Task brief:
Below are the records; return exactly the lines from the one with "Read all visible content and emit it as JSON." through the final line, both included, minus any pictures.

---------- Source records

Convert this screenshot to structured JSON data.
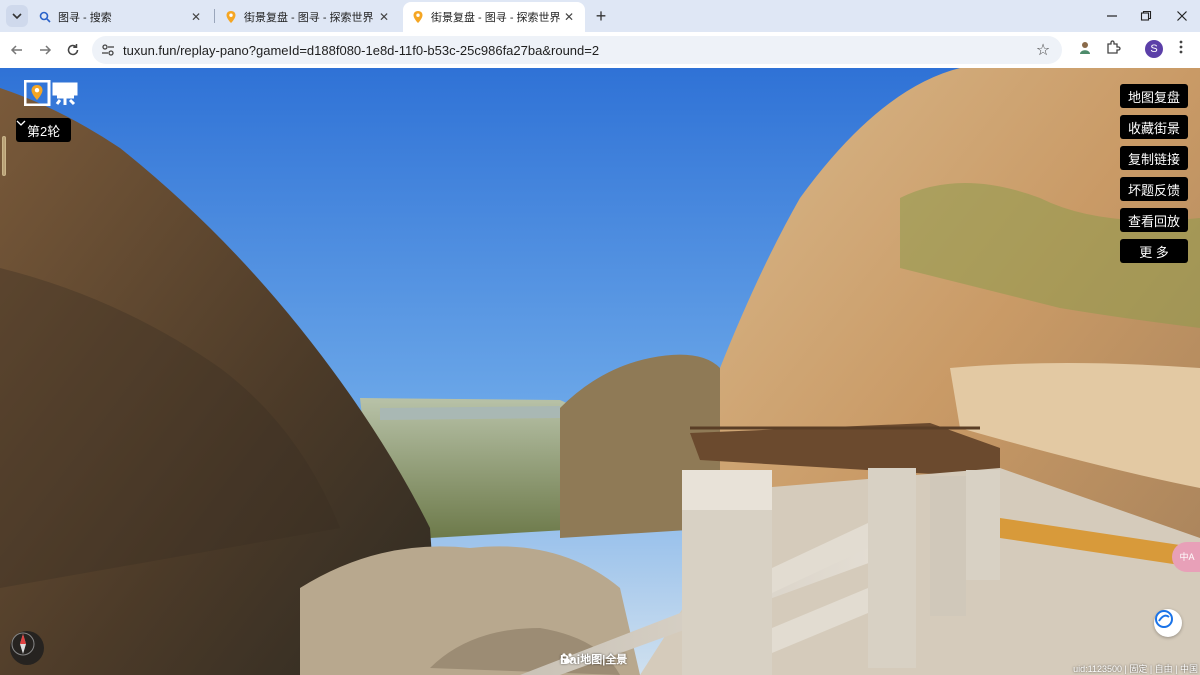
{
  "browser": {
    "tabs": [
      {
        "title": "图寻 - 搜索",
        "icon": "search-icon",
        "active": false
      },
      {
        "title": "街景复盘 - 图寻 - 探索世界",
        "icon": "location-pin-icon",
        "active": false
      },
      {
        "title": "街景复盘 - 图寻 - 探索世界",
        "icon": "location-pin-icon",
        "active": true
      }
    ],
    "new_tab": "+",
    "url": "tuxun.fun/replay-pano?gameId=d188f080-1e8d-11f0-b53c-25c986fa27ba&round=2",
    "profile_initial": "S"
  },
  "app": {
    "round_label": "第2轮",
    "side_buttons": [
      {
        "label": "地图复盘"
      },
      {
        "label": "收藏街景"
      },
      {
        "label": "复制链接"
      },
      {
        "label": "坏题反馈"
      },
      {
        "label": "查看回放"
      },
      {
        "label": "更 多"
      }
    ],
    "translate_pill": "中A",
    "baidu_brand": {
      "bai": "Bai",
      "du_rest": "地图",
      "suffix": "|全景"
    },
    "bottom_info": "uid:1123500 | 固定 | 自由 | 中国"
  },
  "colors": {
    "accent_profile": "#5b3fa8",
    "logo_orange": "#f5a623",
    "button_bg": "#000000"
  }
}
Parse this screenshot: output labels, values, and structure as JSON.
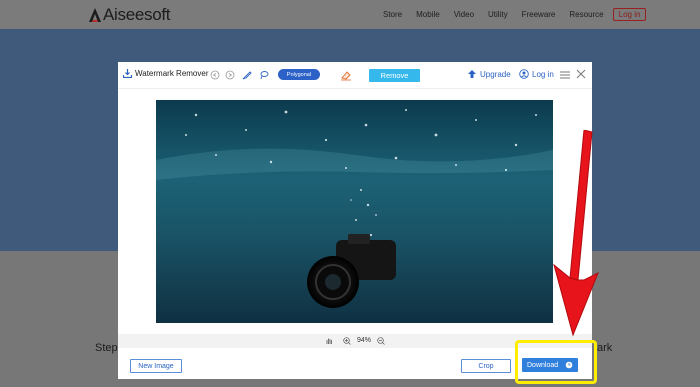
{
  "site": {
    "brand": "Aiseesoft",
    "nav": [
      "Store",
      "Mobile",
      "Video",
      "Utility",
      "Freeware",
      "Resource"
    ],
    "login": "Log in",
    "step_text": "Step",
    "right_text": "ark"
  },
  "tool": {
    "title": "Watermark Remover",
    "polygonal_label": "Polygonal",
    "remove_label": "Remove",
    "upgrade_label": "Upgrade",
    "login_label": "Log in",
    "zoom": "94%",
    "new_image_label": "New Image",
    "crop_label": "Crop",
    "download_label": "Download"
  },
  "colors": {
    "accent_blue": "#2f7fdc",
    "remove_blue": "#35b8ec",
    "highlight_yellow": "#ffee00",
    "arrow_red": "#e8141b"
  }
}
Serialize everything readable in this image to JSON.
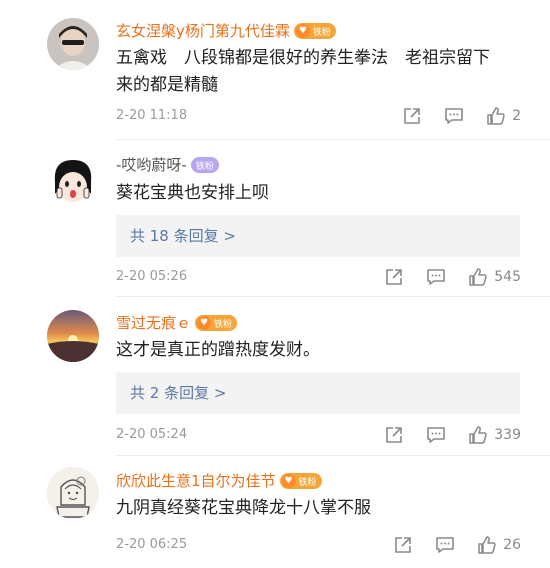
{
  "comments": [
    {
      "username": "玄女涅槃y杨门第九代佳霖",
      "name_color": "#e8711a",
      "badge_label": "铁粉",
      "text_lines": [
        "五禽戏　八段锦都是很好的养生拳法　老祖宗留下",
        "来的都是精髓"
      ],
      "time": "2-20 11:18",
      "likes": "2"
    },
    {
      "username": "-哎哟蔚呀-",
      "name_color": "#555555",
      "badge_label": "铁粉",
      "text_lines": [
        "葵花宝典也安排上呗"
      ],
      "replies": "共 18 条回复 >",
      "time": "2-20 05:26",
      "likes": "545"
    },
    {
      "username": "雪过无痕ｅ",
      "name_color": "#e8711a",
      "badge_label": "铁粉",
      "text_lines": [
        "这才是真正的蹭热度发财。"
      ],
      "replies": "共 2 条回复 >",
      "time": "2-20 05:24",
      "likes": "339"
    },
    {
      "username": "欣欣此生意1自尔为佳节",
      "name_color": "#e8711a",
      "badge_label": "铁粉",
      "text_lines": [
        "九阴真经葵花宝典降龙十八掌不服"
      ],
      "time": "2-20 06:25",
      "likes": "26"
    }
  ],
  "icons": {
    "share": "share-icon",
    "comment": "comment-icon",
    "like": "thumbs-up-icon"
  }
}
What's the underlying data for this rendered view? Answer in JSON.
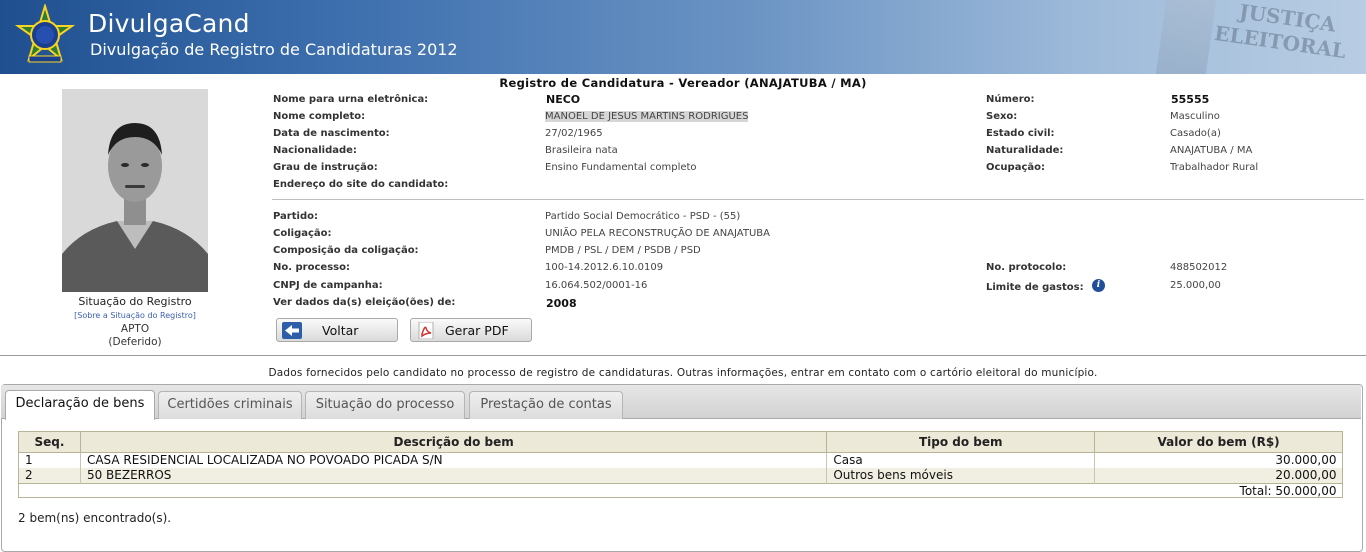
{
  "header": {
    "app_title": "DivulgaCand",
    "app_subtitle": "Divulgação de Registro de Candidaturas 2012",
    "je_line1": "JUSTIÇA",
    "je_line2": "ELEITORAL"
  },
  "record_title": "Registro de Candidatura - Vereador (ANAJATUBA / MA)",
  "registration": {
    "status_label": "Situação do Registro",
    "about_link": "[Sobre a Situação do Registro]",
    "status_value": "APTO",
    "status_detail": "(Deferido)"
  },
  "candidate": {
    "urn_name_label": "Nome para urna eletrônica:",
    "urn_name": "NECO",
    "full_name_label": "Nome completo:",
    "full_name": "MANOEL DE JESUS MARTINS RODRIGUES",
    "birth_label": "Data de nascimento:",
    "birth": "27/02/1965",
    "nationality_label": "Nacionalidade:",
    "nationality": "Brasileira nata",
    "education_label": "Grau de instrução:",
    "education": "Ensino Fundamental completo",
    "site_label": "Endereço do site do candidato:",
    "number_label": "Número:",
    "number": "55555",
    "sex_label": "Sexo:",
    "sex": "Masculino",
    "marital_label": "Estado civil:",
    "marital": "Casado(a)",
    "birthplace_label": "Naturalidade:",
    "birthplace": "ANAJATUBA / MA",
    "occupation_label": "Ocupação:",
    "occupation": "Trabalhador Rural"
  },
  "campaign": {
    "party_label": "Partido:",
    "party": "Partido Social Democrático -  PSD - (55)",
    "coalition_label": "Coligação:",
    "coalition": "UNIÃO PELA RECONSTRUÇÃO DE ANAJATUBA",
    "composition_label": "Composição da coligação:",
    "composition": "PMDB / PSL / DEM / PSDB / PSD",
    "process_label": "No. processo:",
    "process": "100-14.2012.6.10.0109",
    "cnpj_label": "CNPJ de campanha:",
    "cnpj": "16.064.502/0001-16",
    "elections_label": "Ver dados da(s) eleição(ões) de:",
    "elections": "2008",
    "protocol_label": "No. protocolo:",
    "protocol": "488502012",
    "spending_label": "Limite de gastos:",
    "spending": "25.000,00"
  },
  "buttons": {
    "back": "Voltar",
    "pdf": "Gerar PDF"
  },
  "notice": "Dados fornecidos pelo candidato no processo de registro de candidaturas.  Outras informações, entrar em contato com o cartório eleitoral do município.",
  "tabs": [
    {
      "label": "Declaração de bens",
      "active": true
    },
    {
      "label": "Certidões criminais",
      "active": false
    },
    {
      "label": "Situação do processo",
      "active": false
    },
    {
      "label": "Prestação de contas",
      "active": false
    }
  ],
  "assets": {
    "columns": [
      "Seq.",
      "Descrição do bem",
      "Tipo do bem",
      "Valor do bem (R$)"
    ],
    "rows": [
      {
        "seq": "1",
        "description": "CASA RESIDENCIAL LOCALIZADA NO POVOADO PICADA S/N",
        "type": "Casa",
        "value": "30.000,00"
      },
      {
        "seq": "2",
        "description": "50 BEZERROS",
        "type": "Outros bens móveis",
        "value": "20.000,00"
      }
    ],
    "total": "Total: 50.000,00",
    "found": "2 bem(ns) encontrado(s)."
  }
}
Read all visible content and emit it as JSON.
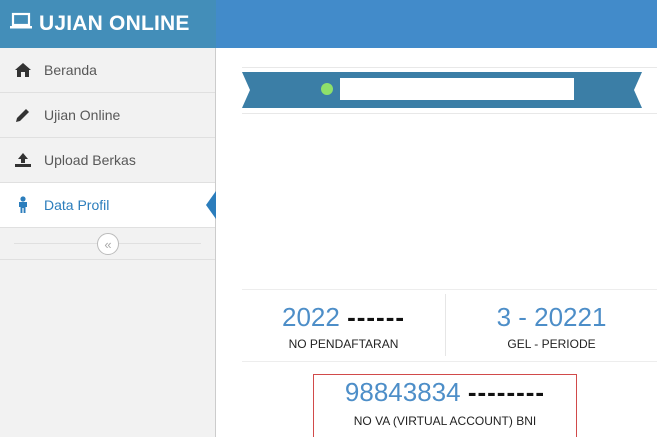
{
  "app": {
    "title": "UJIAN ONLINE",
    "icon": "laptop-icon"
  },
  "sidebar": {
    "items": [
      {
        "label": "Beranda",
        "icon": "home-icon",
        "active": false
      },
      {
        "label": "Ujian Online",
        "icon": "pencil-icon",
        "active": false
      },
      {
        "label": "Upload Berkas",
        "icon": "upload-icon",
        "active": false
      },
      {
        "label": "Data Profil",
        "icon": "user-icon",
        "active": true
      }
    ],
    "collapse_icon": "«"
  },
  "colors": {
    "topbar": "#438eb9",
    "accent": "#2b7dbc",
    "ribbon": "#3b7ea6",
    "dot": "#8ee06a",
    "va_border": "#d14a4a"
  },
  "stats": {
    "registration": {
      "value": "2022",
      "masked": "------",
      "label": "NO PENDAFTARAN"
    },
    "period": {
      "value": "3 - 20221",
      "label": "GEL - PERIODE"
    },
    "va": {
      "value": "98843834",
      "masked": "--------",
      "label": "NO VA (VIRTUAL ACCOUNT) BNI"
    }
  }
}
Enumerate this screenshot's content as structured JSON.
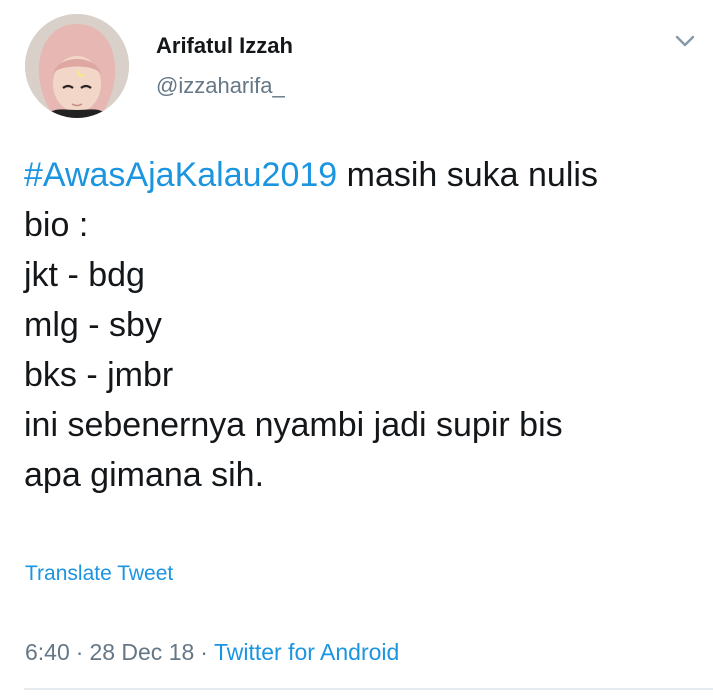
{
  "author": {
    "display_name": "Arifatul Izzah",
    "handle": "@izzaharifa_",
    "avatar_icon": "profile-photo"
  },
  "menu": {
    "icon": "chevron-down-icon"
  },
  "tweet": {
    "hashtag": "#AwasAjaKalau2019",
    "line1_rest": " masih suka nulis",
    "lines": [
      "bio :",
      "jkt - bdg",
      "mlg - sby",
      "bks - jmbr",
      "ini sebenernya nyambi jadi supir bis",
      "apa gimana sih."
    ]
  },
  "translate_label": "Translate Tweet",
  "meta": {
    "time": "6:40",
    "date": "28 Dec 18",
    "separator": "·",
    "source": "Twitter for Android"
  },
  "colors": {
    "link": "#1b95e0",
    "text": "#14171a",
    "muted": "#657786",
    "divider": "#e6ecf0"
  }
}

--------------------

Task response:
Read all visible content and emit it as JSON.
{
  "app": {
    "title": "UJIAN ONLINE",
    "icon": "laptop-icon"
  },
  "sidebar": {
    "items": [
      {
        "label": "Beranda",
        "icon": "home-icon",
        "active": false
      },
      {
        "label": "Ujian Online",
        "icon": "pencil-icon",
        "active": false
      },
      {
        "label": "Upload Berkas",
        "icon": "upload-icon",
        "active": false
      },
      {
        "label": "Data Profil",
        "icon": "user-icon",
        "active": true
      }
    ],
    "collapse_icon": "«"
  },
  "colors": {
    "topbar": "#438eb9",
    "accent": "#2b7dbc",
    "ribbon": "#3b7ea6",
    "dot": "#8ee06a",
    "va_border": "#d14a4a"
  },
  "stats": {
    "registration": {
      "value": "2022",
      "masked": "------",
      "label": "NO PENDAFTARAN"
    },
    "period": {
      "value": "3 - 20221",
      "label": "GEL - PERIODE"
    },
    "va": {
      "value": "98843834",
      "masked": "--------",
      "label": "NO VA (VIRTUAL ACCOUNT) BNI"
    }
  }
}
Enumerate this screenshot's content as structured JSON.
{
  "author": {
    "display_name": "Arifatul Izzah",
    "handle": "@izzaharifa_",
    "avatar_icon": "profile-photo"
  },
  "menu": {
    "icon": "chevron-down-icon"
  },
  "tweet": {
    "hashtag": "#AwasAjaKalau2019",
    "line1_rest": " masih suka nulis",
    "lines": [
      "bio :",
      "jkt - bdg",
      "mlg - sby",
      "bks - jmbr",
      "ini sebenernya nyambi jadi supir bis",
      "apa gimana sih."
    ]
  },
  "translate_label": "Translate Tweet",
  "meta": {
    "time": "6:40",
    "date": "28 Dec 18",
    "separator": "·",
    "source": "Twitter for Android"
  },
  "colors": {
    "link": "#1b95e0",
    "text": "#14171a",
    "muted": "#657786",
    "divider": "#e6ecf0"
  }
}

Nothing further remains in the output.